----- DATA RECORDS
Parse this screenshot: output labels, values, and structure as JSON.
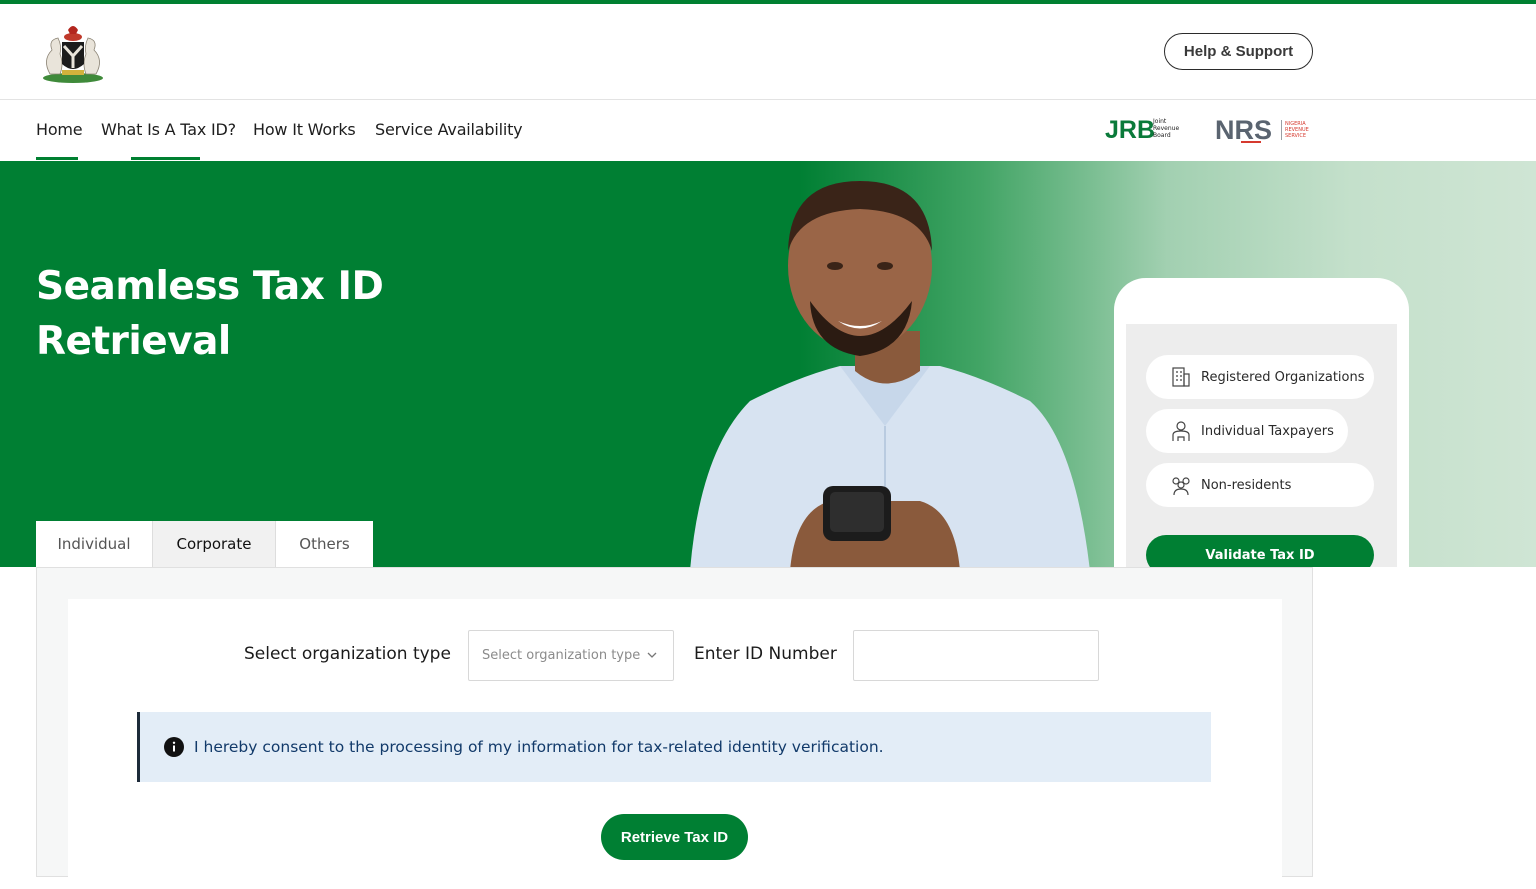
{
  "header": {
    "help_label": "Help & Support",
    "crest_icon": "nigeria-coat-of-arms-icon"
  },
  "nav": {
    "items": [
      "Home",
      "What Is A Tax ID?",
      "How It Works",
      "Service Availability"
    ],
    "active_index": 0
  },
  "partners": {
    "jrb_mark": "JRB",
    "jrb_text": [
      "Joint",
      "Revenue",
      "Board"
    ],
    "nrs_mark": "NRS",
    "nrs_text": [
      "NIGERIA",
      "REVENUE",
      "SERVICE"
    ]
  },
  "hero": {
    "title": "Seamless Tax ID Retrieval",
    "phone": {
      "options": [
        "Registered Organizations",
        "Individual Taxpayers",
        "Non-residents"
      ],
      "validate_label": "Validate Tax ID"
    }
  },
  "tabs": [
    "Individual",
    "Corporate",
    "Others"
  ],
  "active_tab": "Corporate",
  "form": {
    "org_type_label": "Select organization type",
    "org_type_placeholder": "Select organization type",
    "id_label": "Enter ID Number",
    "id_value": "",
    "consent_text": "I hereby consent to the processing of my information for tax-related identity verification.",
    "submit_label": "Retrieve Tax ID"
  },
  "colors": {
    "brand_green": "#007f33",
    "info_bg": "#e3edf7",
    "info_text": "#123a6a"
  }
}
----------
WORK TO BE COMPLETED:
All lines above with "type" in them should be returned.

TASK SOLUTION:
    "org_type_label": "Select organization type",
    "org_type_placeholder": "Select organization type",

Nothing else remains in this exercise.